Venturing into the property market might seem daunting, even if it's something you've done before, but it can be made simpler by planning ahead and getting the right advice. Follow our step-by-step guide so you can be prepared and fully in control.
If this is the first time you will be buying a home you will need a deposit. You’ll usually need a deposit of at least 10% of the purchase price of the property you wish to buy.
You will need to get a clear understanding of how much your current home is worth to establish how much equity you have.
Speak to a mortgage broker as they can guide you to finding the right product. That may involve re-mortgaging or porting your existing mortgage to your new property. Budget also for the additional costs of buying a property, such as conveyancing, surveys and stamp duty.
Now you get to the fun part..
4. Obtain a mortgage agreement in principle
A mortgage agreement in principle (AIP) or decision in principle (DIP) is a confirmation from a mortgage lender that they would, in principle, be willing to lend you a certain amount. This shows that you are a prepared purchaser.
5. Research your preferred areas and register with estate agents

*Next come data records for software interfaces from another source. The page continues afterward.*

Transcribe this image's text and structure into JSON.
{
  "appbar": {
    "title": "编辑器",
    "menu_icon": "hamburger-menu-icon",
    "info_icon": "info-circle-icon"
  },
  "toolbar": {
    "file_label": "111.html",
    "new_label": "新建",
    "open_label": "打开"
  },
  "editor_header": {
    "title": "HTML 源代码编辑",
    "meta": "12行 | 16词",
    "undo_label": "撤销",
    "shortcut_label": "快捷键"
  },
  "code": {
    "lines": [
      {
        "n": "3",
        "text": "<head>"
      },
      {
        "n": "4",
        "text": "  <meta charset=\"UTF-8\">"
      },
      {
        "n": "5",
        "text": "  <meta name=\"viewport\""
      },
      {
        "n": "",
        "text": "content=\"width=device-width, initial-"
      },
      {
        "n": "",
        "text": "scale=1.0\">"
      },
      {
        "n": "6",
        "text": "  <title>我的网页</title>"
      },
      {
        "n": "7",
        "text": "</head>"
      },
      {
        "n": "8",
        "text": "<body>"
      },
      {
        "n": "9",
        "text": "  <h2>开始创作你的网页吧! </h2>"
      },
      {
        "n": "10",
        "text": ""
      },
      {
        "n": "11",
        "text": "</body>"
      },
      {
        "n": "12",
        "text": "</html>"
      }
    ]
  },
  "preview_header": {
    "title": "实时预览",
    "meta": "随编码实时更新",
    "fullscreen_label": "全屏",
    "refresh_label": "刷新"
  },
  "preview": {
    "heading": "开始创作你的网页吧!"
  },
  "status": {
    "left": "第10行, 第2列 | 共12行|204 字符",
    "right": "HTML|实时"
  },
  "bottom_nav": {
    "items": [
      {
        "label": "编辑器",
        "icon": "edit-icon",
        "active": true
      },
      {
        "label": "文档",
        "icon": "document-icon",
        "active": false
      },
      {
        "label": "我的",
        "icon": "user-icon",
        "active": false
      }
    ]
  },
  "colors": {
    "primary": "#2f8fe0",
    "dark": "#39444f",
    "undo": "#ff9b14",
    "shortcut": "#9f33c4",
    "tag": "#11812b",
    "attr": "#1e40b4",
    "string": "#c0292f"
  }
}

Once you’ve chosen the area (or areas) register with local estate agents. That way you should be informed of any suitable properties, also agents sometimes contact registered buyers before listing a property online.
Viewing homes in real life will give you a deeper understanding of their potential and you’ll be able to gauge whether they give you that ‘feel’.
7. Making an offer
Once you’ve decided how much to offer, you can tell the estate agent over the phone, in person or by email. Mention anything that makes you an attractive purchaser i.e. if you are chain-free, cash buyer or a first-time buyer.
8. Apply for a mortgage
Once your offer has been accepted, you will need to apply for the mortgage if required.
Instruct a conveyancer or property solicitor. Make sure you read, sign and return any paperwork sent to you asap!
9. Property survey
A survey is optional, its purpose is to assess the condition of the building and detect any structural problems. It might be helpful to be aware of any issues before buying so you can make an informed decision.
You're nearly there!
10. Removal companies
Removal costs will depend on how much you need to move and the distance involved. Once you’ve found a firm you like, check their availability before agreeing a completion date with the seller.
11. Arrange home insurance
You must have buildings insurance in place on your new home from the day you exchange contracts.
12. Exchange of contracts and completion
The exchange of contracts is when you swap signed contracts and the buyer pays the deposit. On completion the money is transferred to the seller and once receipt is confirmed by the seller’s solicitor, they will give key release, you can then collect the keys from the estate agent and move in!